[Items from an interface collection]
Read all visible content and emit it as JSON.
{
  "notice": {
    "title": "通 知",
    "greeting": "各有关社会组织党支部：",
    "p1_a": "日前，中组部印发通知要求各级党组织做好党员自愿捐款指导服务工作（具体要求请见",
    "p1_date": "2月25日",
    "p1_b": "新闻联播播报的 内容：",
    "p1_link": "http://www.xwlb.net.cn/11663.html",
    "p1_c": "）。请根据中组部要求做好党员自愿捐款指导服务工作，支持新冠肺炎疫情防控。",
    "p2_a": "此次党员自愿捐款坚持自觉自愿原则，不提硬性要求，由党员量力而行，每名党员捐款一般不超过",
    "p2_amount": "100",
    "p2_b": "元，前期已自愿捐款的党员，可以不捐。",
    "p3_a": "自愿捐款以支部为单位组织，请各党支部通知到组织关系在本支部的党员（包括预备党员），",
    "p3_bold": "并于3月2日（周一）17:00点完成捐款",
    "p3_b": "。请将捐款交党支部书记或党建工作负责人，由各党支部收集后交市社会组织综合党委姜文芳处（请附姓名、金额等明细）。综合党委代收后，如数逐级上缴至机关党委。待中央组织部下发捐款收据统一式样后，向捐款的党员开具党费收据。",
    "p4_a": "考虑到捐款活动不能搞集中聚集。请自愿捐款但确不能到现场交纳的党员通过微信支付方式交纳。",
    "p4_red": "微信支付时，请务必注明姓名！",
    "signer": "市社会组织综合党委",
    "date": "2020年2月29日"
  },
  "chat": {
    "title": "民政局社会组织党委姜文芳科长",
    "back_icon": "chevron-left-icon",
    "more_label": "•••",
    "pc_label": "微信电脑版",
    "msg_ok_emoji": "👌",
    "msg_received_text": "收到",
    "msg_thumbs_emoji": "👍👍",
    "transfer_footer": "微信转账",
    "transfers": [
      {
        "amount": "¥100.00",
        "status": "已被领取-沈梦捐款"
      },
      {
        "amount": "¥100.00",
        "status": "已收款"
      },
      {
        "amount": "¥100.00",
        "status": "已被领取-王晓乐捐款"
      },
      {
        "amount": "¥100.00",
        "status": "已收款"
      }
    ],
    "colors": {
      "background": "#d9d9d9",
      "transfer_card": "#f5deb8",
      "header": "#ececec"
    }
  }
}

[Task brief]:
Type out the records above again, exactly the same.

[Answer for the task]:
Read all visible content and emit it as JSON.
{
  "notice": {
    "title": "通 知",
    "greeting": "各有关社会组织党支部：",
    "p1_a": "日前，中组部印发通知要求各级党组织做好党员自愿捐款指导服务工作（具体要求请见",
    "p1_date": "2月25日",
    "p1_b": "新闻联播播报的 内容：",
    "p1_link": "http://www.xwlb.net.cn/11663.html",
    "p1_c": "）。请根据中组部要求做好党员自愿捐款指导服务工作，支持新冠肺炎疫情防控。",
    "p2_a": "此次党员自愿捐款坚持自觉自愿原则，不提硬性要求，由党员量力而行，每名党员捐款一般不超过",
    "p2_amount": "100",
    "p2_b": "元，前期已自愿捐款的党员，可以不捐。",
    "p3_a": "自愿捐款以支部为单位组织，请各党支部通知到组织关系在本支部的党员（包括预备党员），",
    "p3_bold": "并于3月2日（周一）17:00点完成捐款",
    "p3_b": "。请将捐款交党支部书记或党建工作负责人，由各党支部收集后交市社会组织综合党委姜文芳处（请附姓名、金额等明细）。综合党委代收后，如数逐级上缴至机关党委。待中央组织部下发捐款收据统一式样后，向捐款的党员开具党费收据。",
    "p4_a": "考虑到捐款活动不能搞集中聚集。请自愿捐款但确不能到现场交纳的党员通过微信支付方式交纳。",
    "p4_red": "微信支付时，请务必注明姓名！",
    "signer": "市社会组织综合党委",
    "date": "2020年2月29日"
  },
  "chat": {
    "title": "民政局社会组织党委姜文芳科长",
    "back_icon": "chevron-left-icon",
    "more_label": "•••",
    "pc_label": "微信电脑版",
    "msg_ok_emoji": "👌",
    "msg_received_text": "收到",
    "msg_thumbs_emoji": "👍👍",
    "transfer_footer": "微信转账",
    "transfers": [
      {
        "amount": "¥100.00",
        "status": "已被领取-沈梦捐款"
      },
      {
        "amount": "¥100.00",
        "status": "已收款"
      },
      {
        "amount": "¥100.00",
        "status": "已被领取-王晓乐捐款"
      },
      {
        "amount": "¥100.00",
        "status": "已收款"
      }
    ],
    "colors": {
      "background": "#d9d9d9",
      "transfer_card": "#f5deb8",
      "header": "#ececec"
    }
  }
}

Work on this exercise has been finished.